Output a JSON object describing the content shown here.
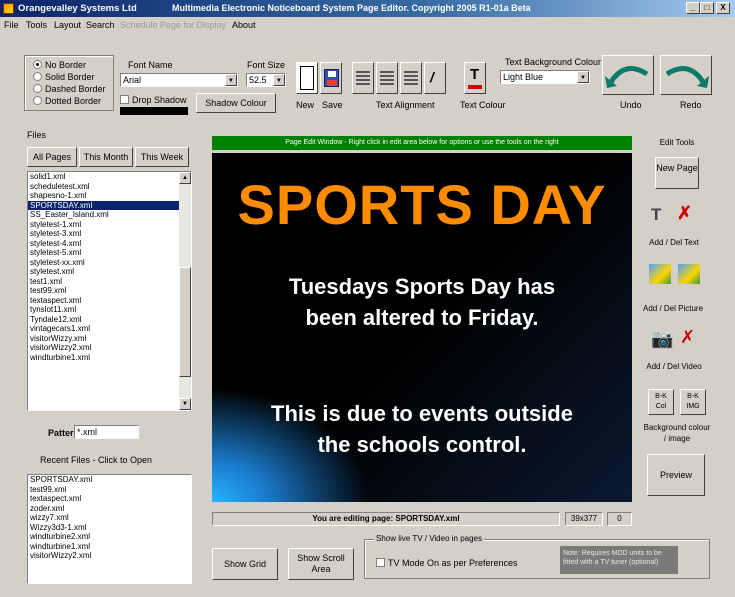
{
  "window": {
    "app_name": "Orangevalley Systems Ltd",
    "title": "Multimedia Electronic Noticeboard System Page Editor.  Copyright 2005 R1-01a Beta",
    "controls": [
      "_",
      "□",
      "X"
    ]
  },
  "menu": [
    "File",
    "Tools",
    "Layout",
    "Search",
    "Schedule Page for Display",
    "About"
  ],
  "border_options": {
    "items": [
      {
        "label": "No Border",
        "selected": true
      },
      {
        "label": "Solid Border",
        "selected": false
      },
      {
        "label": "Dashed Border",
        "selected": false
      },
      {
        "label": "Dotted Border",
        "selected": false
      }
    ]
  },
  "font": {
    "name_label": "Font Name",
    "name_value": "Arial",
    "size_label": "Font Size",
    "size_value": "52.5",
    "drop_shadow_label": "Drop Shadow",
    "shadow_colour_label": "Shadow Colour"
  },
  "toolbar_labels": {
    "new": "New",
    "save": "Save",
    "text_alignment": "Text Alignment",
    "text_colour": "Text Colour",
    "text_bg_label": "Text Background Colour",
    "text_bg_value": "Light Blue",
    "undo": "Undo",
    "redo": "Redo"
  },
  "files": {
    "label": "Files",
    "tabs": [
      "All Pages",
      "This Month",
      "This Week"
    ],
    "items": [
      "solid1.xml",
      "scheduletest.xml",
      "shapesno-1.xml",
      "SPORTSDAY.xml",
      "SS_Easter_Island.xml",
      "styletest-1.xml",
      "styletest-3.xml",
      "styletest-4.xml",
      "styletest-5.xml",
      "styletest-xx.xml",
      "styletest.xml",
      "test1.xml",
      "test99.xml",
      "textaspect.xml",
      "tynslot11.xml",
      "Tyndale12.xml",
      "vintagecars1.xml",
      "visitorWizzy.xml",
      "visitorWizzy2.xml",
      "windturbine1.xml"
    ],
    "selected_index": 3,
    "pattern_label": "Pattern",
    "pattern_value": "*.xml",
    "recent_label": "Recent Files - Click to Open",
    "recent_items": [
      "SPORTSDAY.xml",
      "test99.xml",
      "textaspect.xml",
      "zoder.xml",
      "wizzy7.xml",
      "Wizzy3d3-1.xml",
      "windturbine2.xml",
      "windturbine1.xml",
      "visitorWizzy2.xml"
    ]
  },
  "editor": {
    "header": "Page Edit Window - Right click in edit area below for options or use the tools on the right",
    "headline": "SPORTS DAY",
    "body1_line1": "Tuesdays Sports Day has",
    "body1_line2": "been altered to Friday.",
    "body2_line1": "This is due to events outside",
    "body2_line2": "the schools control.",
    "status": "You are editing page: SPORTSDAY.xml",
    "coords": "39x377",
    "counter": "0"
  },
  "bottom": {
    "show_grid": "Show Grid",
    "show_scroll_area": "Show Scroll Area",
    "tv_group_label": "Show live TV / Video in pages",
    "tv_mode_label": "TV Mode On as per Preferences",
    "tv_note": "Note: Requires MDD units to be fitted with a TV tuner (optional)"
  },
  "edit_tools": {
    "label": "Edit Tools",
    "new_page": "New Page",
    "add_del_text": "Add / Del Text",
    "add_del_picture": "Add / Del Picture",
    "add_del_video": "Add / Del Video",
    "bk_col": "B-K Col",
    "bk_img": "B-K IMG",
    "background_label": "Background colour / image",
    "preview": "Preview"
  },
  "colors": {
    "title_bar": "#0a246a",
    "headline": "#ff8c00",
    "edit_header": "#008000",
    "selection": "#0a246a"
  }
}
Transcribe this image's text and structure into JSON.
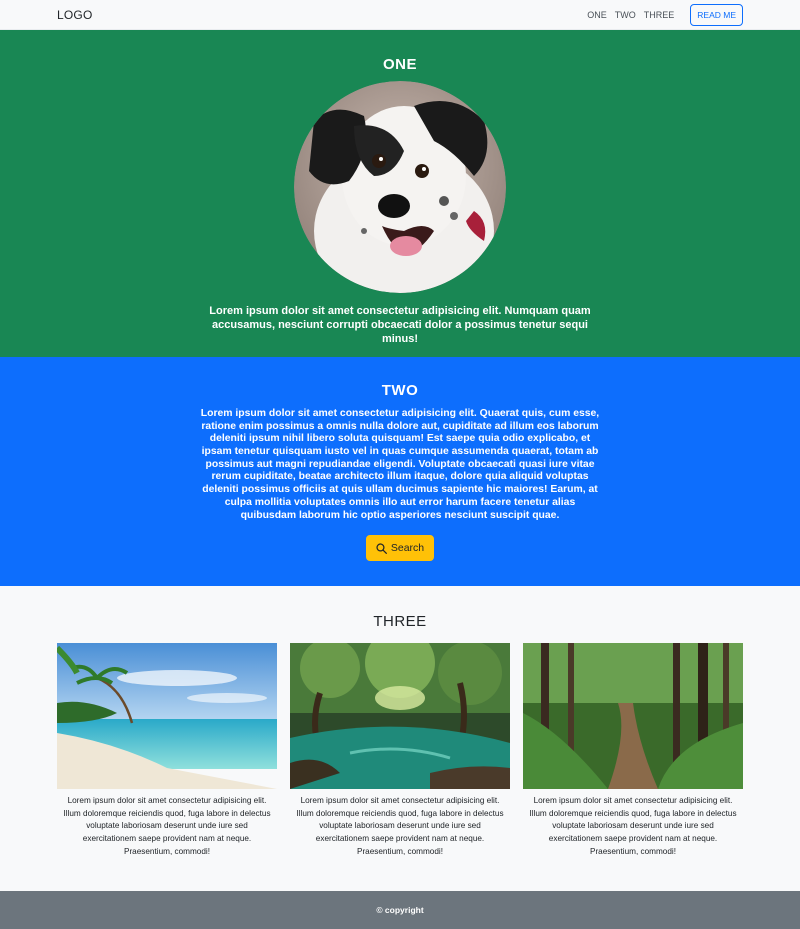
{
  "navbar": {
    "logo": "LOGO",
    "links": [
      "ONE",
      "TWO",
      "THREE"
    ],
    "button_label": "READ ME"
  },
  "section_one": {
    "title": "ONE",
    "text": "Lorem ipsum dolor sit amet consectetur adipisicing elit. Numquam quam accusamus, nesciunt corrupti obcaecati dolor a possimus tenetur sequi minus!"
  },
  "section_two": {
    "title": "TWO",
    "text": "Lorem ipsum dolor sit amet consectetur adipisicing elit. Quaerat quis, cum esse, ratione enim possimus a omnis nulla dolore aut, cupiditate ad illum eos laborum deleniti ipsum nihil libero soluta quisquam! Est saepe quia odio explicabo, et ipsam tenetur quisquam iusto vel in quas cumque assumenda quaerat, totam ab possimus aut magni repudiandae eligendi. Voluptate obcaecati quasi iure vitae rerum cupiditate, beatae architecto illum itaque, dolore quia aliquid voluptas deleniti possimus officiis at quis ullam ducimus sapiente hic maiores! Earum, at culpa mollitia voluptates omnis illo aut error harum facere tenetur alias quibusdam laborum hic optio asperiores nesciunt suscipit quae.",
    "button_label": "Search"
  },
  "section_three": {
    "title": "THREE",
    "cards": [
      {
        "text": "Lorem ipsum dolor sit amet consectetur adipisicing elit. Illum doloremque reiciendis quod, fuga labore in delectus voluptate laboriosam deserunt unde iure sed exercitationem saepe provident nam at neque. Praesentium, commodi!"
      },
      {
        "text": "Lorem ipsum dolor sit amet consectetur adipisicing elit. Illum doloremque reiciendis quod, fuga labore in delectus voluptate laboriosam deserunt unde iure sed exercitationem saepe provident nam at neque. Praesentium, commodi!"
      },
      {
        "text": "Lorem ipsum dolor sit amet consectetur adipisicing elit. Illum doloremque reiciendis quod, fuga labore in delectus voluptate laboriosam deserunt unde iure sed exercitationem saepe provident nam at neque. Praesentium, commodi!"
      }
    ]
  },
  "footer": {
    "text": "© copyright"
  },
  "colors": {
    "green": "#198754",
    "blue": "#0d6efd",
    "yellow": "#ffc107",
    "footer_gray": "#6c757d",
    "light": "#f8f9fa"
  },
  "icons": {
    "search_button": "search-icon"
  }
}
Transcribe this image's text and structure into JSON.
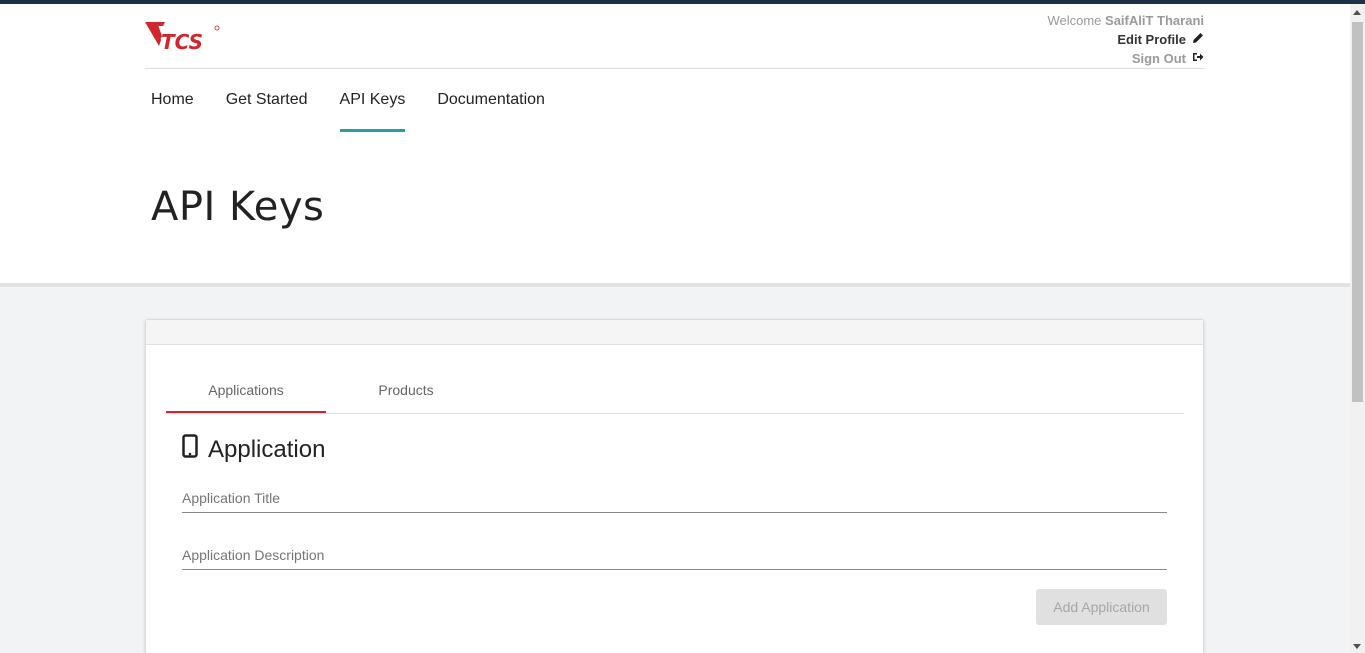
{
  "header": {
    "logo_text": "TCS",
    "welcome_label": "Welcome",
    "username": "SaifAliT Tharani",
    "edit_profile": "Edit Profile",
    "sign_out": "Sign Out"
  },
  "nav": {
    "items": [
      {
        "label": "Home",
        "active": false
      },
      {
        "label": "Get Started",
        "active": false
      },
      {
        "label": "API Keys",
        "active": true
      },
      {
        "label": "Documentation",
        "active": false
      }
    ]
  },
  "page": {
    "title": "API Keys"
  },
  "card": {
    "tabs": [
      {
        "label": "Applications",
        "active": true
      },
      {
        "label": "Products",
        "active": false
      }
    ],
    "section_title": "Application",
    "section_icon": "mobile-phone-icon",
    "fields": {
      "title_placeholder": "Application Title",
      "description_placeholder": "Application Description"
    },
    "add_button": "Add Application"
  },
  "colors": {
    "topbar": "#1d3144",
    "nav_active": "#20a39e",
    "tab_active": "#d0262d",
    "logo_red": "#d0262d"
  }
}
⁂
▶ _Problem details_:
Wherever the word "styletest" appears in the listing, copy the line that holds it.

▶ _Answer box_:
      "styletest-1.xml",
      "styletest-3.xml",
      "styletest-4.xml",
      "styletest-5.xml",
      "styletest-xx.xml",
      "styletest.xml",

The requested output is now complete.